__Interface dataset entries__.
——————
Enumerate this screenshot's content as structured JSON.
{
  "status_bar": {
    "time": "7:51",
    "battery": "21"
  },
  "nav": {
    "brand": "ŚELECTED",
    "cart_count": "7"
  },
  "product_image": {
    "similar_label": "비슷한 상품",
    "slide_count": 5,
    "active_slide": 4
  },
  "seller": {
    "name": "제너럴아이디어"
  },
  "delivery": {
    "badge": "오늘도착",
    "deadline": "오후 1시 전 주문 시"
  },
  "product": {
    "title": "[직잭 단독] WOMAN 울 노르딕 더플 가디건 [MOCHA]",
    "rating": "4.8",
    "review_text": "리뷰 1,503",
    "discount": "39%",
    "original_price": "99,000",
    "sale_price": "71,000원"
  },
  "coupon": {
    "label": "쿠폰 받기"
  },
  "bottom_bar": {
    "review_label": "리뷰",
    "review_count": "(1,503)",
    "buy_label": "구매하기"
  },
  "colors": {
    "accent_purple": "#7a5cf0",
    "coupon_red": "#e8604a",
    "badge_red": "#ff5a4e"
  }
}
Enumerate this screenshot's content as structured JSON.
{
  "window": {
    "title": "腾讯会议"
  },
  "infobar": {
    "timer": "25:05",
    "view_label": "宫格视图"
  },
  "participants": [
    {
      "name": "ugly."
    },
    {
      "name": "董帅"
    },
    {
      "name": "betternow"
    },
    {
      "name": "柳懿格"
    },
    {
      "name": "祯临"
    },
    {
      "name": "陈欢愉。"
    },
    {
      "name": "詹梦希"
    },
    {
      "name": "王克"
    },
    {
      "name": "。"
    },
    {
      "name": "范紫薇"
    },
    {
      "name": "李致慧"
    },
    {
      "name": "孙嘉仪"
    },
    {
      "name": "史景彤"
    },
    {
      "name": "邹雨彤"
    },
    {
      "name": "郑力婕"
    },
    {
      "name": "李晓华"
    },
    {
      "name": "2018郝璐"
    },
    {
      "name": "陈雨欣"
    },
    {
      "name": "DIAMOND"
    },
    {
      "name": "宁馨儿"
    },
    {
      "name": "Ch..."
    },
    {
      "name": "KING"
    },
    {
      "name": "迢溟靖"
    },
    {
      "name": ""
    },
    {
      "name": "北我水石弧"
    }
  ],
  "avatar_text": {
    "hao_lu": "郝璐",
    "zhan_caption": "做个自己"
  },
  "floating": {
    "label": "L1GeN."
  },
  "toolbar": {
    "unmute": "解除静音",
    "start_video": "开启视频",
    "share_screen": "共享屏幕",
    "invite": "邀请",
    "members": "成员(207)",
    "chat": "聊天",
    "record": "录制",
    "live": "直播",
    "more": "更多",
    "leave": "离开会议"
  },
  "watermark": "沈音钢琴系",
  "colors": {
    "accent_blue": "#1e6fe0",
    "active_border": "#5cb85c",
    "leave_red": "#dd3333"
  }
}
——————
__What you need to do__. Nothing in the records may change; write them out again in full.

__Expected output__.
Enumerate this screenshot's content as structured JSON.
{
  "status_bar": {
    "time": "7:51",
    "battery": "21"
  },
  "nav": {
    "brand": "ŚELECTED",
    "cart_count": "7"
  },
  "product_image": {
    "similar_label": "비슷한 상품",
    "slide_count": 5,
    "active_slide": 4
  },
  "seller": {
    "name": "제너럴아이디어"
  },
  "delivery": {
    "badge": "오늘도착",
    "deadline": "오후 1시 전 주문 시"
  },
  "product": {
    "title": "[직잭 단독] WOMAN 울 노르딕 더플 가디건 [MOCHA]",
    "rating": "4.8",
    "review_text": "리뷰 1,503",
    "discount": "39%",
    "original_price": "99,000",
    "sale_price": "71,000원"
  },
  "coupon": {
    "label": "쿠폰 받기"
  },
  "bottom_bar": {
    "review_label": "리뷰",
    "review_count": "(1,503)",
    "buy_label": "구매하기"
  },
  "colors": {
    "accent_purple": "#7a5cf0",
    "coupon_red": "#e8604a",
    "badge_red": "#ff5a4e"
  }
}
Enumerate this screenshot's content as structured JSON.
{
  "window": {
    "title": "腾讯会议"
  },
  "infobar": {
    "timer": "25:05",
    "view_label": "宫格视图"
  },
  "participants": [
    {
      "name": "ugly."
    },
    {
      "name": "董帅"
    },
    {
      "name": "betternow"
    },
    {
      "name": "柳懿格"
    },
    {
      "name": "祯临"
    },
    {
      "name": "陈欢愉。"
    },
    {
      "name": "詹梦希"
    },
    {
      "name": "王克"
    },
    {
      "name": "。"
    },
    {
      "name": "范紫薇"
    },
    {
      "name": "李致慧"
    },
    {
      "name": "孙嘉仪"
    },
    {
      "name": "史景彤"
    },
    {
      "name": "邹雨彤"
    },
    {
      "name": "郑力婕"
    },
    {
      "name": "李晓华"
    },
    {
      "name": "2018郝璐"
    },
    {
      "name": "陈雨欣"
    },
    {
      "name": "DIAMOND"
    },
    {
      "name": "宁馨儿"
    },
    {
      "name": "Ch..."
    },
    {
      "name": "KING"
    },
    {
      "name": "迢溟靖"
    },
    {
      "name": ""
    },
    {
      "name": "北我水石弧"
    }
  ],
  "avatar_text": {
    "hao_lu": "郝璐",
    "zhan_caption": "做个自己"
  },
  "floating": {
    "label": "L1GeN."
  },
  "toolbar": {
    "unmute": "解除静音",
    "start_video": "开启视频",
    "share_screen": "共享屏幕",
    "invite": "邀请",
    "members": "成员(207)",
    "chat": "聊天",
    "record": "录制",
    "live": "直播",
    "more": "更多",
    "leave": "离开会议"
  },
  "watermark": "沈音钢琴系",
  "colors": {
    "accent_blue": "#1e6fe0",
    "active_border": "#5cb85c",
    "leave_red": "#dd3333"
  }
}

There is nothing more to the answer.